“We had to create a new system that was still within the regulatory structure of the FAA, but also capable of carrying the additional weight of the organ, cameras, and organ tracking, communications, and safety systems over an urban, densely populated area – for a longer distance and with more endurance,” said Matthew Scassero, MPA, director of UMD’s UAS Test Site, part of A. James Clark School of Engineering. “There’s a tremendous amount of pressure knowing there’s a person waiting for that organ, but it’s also a special privilege to be a part of this critical mission.”
Designing a UAS organ delivery system

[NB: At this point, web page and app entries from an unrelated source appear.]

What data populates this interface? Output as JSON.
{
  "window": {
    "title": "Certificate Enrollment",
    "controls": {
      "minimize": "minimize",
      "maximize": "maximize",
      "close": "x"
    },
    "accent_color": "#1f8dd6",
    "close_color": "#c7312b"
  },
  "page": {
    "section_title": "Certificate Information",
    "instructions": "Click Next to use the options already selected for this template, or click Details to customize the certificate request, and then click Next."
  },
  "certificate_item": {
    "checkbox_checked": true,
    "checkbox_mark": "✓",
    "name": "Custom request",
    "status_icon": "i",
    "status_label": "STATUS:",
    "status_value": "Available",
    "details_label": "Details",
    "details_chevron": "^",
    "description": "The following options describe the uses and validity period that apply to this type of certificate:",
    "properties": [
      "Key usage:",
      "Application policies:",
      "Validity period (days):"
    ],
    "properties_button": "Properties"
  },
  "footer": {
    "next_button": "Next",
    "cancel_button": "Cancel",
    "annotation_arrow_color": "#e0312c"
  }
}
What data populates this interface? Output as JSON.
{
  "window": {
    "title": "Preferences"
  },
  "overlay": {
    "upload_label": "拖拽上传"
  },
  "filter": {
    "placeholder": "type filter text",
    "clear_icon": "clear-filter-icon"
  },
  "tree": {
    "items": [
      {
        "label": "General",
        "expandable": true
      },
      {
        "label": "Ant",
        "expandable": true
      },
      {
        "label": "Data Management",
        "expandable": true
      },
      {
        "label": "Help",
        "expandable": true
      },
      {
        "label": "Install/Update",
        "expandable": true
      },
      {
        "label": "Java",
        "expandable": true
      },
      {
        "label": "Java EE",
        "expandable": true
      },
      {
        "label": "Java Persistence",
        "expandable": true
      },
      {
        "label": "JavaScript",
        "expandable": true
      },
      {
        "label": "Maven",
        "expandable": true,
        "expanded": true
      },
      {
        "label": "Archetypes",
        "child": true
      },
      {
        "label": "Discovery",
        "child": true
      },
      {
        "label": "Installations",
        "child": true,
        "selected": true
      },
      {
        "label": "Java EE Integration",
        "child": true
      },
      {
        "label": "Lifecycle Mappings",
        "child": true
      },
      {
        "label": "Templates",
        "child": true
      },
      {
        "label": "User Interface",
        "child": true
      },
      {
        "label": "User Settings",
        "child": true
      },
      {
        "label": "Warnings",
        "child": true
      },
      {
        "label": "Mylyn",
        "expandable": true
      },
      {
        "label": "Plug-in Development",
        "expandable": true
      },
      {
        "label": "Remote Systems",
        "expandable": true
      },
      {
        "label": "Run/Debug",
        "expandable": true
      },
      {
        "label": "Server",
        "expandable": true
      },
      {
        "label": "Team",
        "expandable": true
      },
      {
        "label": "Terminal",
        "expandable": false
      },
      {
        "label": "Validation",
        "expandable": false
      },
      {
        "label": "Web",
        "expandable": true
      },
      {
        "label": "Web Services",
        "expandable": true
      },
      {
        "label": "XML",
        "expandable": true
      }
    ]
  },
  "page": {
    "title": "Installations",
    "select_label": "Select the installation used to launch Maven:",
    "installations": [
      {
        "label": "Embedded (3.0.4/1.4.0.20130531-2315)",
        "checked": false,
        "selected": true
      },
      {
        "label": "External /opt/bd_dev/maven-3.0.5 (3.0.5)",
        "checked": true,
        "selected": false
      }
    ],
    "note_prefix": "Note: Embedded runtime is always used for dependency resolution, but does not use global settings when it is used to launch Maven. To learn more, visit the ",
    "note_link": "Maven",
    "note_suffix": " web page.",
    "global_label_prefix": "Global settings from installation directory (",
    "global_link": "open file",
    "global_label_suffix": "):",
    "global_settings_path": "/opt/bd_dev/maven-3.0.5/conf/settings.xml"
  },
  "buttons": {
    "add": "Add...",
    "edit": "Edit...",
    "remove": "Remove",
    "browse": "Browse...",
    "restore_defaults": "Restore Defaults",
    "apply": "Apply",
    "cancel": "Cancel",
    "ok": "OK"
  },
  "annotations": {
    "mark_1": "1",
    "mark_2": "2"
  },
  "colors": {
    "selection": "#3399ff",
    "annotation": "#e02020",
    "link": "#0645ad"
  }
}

To create a UAS designed to carry an organ and provide real-time monitoring of its condition, Scalea partnered with several medical technology companies to design and develop the Human Organ Monitoring and Quality Assurance Apparatus for Long-Distance Travel (HOMAL; patent pending). It measures and maintains temperature, barometric pressure, altitude, vibration, and location (via GPS) during transportation and transmits the information to the smartphones of transplant personnel.
The unmanned aircraft and operating systems were designed by UMD UAS Test Site engineers to meet the rigid medical, technical, and regulatory demands of carrying a donor organ for human transplantation.
“We built in a lot of redundancies, because we want to do everything possible to protect the payload,” said Anthony Pucciarella, director of operations at the UMD UAS Test Site. These safeguards included backup propellers and motors, dual batteries, a backup power distribution board, and a parachute recovery system (in case the entire aircraft fails).
Maryland faculty and researchers believe this prototype organ transport blazes a trail for the use of UAS to expand access to donated organs, improving outcomes for more people in need of organ transplants.
“As a result of the outstanding collaboration among surgeons, engineers, the Federal Aviation Administration (FAA), organ procurement specialists, pilots, nurses, and, ultimately, the patient, we were able to make a pioneering breakthrough in transplantation,” said Joseph Scalea, MD, assistant professor of surgery at UMSOM, project lead, and one of the surgeons who performed the transplant at UMMC.
Prior to this landmark organ delivery flight, the Maryland partners worked together to develop and test the UAS by first successfully transporting saline, blood tubes, and other materials, and then by transporting a healthy, but nonviable, human kidney. These test flights were preceded in 2016 by the state of Maryland’s first civil unmanned aerial delivery of simulated medical cargo, a collaborative effort between UMD’s UAS Test Site and the University of Maryland Shore Regional Health in Easton, Maryland, to illustrate how the use of UAS could radically change medical care and impact the lives of real people.
“This history-making flight not only represents a breakthrough from a technological point of view, but provides an exemplary demonstration of how engineering expertise and ingenuity ultimately serve human needs – in this case, the need to improve the reliability and efficiency of organ delivery to hospitals conducting transplant surgery,” said Darryll J. Pines, Ph.D., dean of the A. James Clark School of Engineering and Nariman Farvardin Professor of Aerospace Engineering. “As astonishing as this breakthrough is from a purely engineering point of view, there’s a larger purpose at stake. It’s ultimately not about the technology; it’s about enhancing human life.”
DISCLOSURE: Dr. Scalea is founder of a private data analytics company, Transplant Logistics and Informatics. Funding for this research was provided by the Maryland Technology Development Corporation (TEDCO) with additional resources from the UAS Test Site, UMSOM, UMMC, the University of Maryland, Baltimore, Office of Technology Transfer, and the City of Baltimore.